- Uncertainty will add to the weight of money targeting liquid, core safe-haven markets but could also somewhat delay the rise in interest rates so widely expected and feared in the market. What is more, this comes against a still favorable backdrop for real estate in terms of the dynamics of investor demand and the structural shifts driving the need for more or different space.
- The occupier market’s recovery will be slowed by uncertainty and the persistence of COVID-19, but in no way stopped. Indeed, while capital markets are leading the recovery, occupiers will be driving performance as economic activity, jobs growth and a focus on talent and innovation drive the imperative to get real estate right, resulting in renewed demand, rent inflation and further disparity between good and average assets.
- What constitutes the “right asset” is evolving due to structural changes within technology and talent, as well as a brighter spotlight on ESG considerations. Many older assets are still relevant however and much of what worked pre-pandemic will still work as market health returns.

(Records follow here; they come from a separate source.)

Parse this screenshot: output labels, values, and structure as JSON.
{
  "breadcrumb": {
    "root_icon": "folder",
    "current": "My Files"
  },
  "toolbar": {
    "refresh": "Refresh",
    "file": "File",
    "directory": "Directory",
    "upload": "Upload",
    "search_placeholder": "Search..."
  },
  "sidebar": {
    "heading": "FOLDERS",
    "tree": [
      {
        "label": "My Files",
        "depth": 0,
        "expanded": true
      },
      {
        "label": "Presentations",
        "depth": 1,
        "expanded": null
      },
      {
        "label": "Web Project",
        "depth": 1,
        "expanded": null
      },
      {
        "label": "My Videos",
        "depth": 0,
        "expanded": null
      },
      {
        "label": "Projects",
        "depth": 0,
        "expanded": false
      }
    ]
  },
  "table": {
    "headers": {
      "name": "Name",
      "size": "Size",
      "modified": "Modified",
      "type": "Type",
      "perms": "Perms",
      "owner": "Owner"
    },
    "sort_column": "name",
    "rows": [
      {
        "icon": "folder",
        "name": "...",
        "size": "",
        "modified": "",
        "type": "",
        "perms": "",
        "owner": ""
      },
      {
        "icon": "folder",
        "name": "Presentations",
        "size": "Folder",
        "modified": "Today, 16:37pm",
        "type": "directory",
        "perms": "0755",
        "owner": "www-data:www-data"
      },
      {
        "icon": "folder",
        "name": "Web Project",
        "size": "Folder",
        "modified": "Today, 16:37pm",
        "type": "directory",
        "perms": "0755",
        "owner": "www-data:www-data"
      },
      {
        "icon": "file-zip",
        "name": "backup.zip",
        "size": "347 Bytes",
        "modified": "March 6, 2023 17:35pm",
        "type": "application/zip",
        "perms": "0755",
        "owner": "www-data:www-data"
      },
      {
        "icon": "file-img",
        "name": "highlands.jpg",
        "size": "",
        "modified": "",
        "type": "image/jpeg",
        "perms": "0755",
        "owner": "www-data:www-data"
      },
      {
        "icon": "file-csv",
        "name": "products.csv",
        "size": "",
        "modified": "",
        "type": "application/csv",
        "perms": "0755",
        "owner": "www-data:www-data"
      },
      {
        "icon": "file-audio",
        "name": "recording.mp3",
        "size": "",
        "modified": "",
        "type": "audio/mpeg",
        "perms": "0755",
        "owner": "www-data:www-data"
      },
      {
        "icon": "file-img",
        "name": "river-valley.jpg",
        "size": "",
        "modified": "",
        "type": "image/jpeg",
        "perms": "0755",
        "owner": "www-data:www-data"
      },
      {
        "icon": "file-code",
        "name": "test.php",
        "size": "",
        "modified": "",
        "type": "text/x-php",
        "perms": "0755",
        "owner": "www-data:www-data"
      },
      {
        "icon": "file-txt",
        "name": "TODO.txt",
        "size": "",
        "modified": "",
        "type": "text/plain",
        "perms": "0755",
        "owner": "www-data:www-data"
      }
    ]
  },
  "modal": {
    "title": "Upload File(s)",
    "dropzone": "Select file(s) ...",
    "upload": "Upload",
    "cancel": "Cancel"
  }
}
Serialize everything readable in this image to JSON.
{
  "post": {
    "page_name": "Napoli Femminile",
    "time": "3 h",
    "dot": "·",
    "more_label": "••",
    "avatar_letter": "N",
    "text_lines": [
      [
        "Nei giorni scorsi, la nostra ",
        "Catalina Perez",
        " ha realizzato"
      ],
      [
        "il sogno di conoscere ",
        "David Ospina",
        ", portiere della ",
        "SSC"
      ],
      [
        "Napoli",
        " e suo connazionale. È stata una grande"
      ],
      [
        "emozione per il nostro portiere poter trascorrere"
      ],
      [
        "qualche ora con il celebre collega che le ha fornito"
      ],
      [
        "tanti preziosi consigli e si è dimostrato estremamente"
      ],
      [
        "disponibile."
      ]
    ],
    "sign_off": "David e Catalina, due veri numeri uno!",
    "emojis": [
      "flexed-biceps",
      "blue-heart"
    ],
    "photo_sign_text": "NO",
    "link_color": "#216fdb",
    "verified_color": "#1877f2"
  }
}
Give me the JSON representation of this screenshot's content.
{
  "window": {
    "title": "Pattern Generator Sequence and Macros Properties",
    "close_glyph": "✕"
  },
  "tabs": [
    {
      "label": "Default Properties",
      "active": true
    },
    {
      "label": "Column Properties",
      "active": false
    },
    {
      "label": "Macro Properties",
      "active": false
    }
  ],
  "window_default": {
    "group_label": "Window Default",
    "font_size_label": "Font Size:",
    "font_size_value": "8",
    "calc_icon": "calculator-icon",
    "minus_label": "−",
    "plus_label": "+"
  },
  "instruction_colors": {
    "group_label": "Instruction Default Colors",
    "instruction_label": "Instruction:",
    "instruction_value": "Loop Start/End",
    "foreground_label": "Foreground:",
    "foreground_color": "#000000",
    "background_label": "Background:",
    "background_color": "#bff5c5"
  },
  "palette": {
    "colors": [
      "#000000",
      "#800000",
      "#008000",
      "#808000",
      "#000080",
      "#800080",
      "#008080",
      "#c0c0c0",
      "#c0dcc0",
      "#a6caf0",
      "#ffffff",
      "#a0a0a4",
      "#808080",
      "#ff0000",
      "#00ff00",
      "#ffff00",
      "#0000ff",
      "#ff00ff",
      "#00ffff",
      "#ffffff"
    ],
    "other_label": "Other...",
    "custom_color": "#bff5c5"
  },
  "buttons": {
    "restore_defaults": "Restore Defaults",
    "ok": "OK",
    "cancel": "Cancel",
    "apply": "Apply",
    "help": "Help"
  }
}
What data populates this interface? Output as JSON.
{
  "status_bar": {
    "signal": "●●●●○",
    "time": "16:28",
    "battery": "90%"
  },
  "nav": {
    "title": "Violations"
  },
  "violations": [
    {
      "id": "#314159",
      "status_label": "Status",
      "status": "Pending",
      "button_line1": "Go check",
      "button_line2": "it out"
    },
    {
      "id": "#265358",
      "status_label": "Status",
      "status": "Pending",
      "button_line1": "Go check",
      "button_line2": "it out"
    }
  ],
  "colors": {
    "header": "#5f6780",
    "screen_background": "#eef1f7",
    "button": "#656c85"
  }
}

- Inflation will continue to pressure global interest rates, though markets have already priced in significant monetary tightening. While the yield gap is closing, real estate will remain attractive thanks to its relative income and potential for the right assets to act as an inflation hedge.
- A return to the old normal is not apparent and the shift from the pandemic is slower than anticipated due to the Omicron variant and the fact that businesses are taking advantage of this time to rethink how they operate and use space.
- Sheds, beds, meds and niche assets will see a further increase in allocations – growing from a position of immaturity in some regions – while more traditional sectors offer a key route to access stock due to scale. However, investors must approach all sectors via a range of structures and capital routes to find opportunities and take advantage of all performance potential.
- As a result of new user patterns and a demand for greater sustainability, reworking existing stock and building more effectively will be a priority – and an opportunity – on a global basis, especially in core markets with less focus on ESG to date.
- The longer-term redesign of supply chains will refocus demand in all regions as well as capitalize on growth in low-cost emerging markets globally.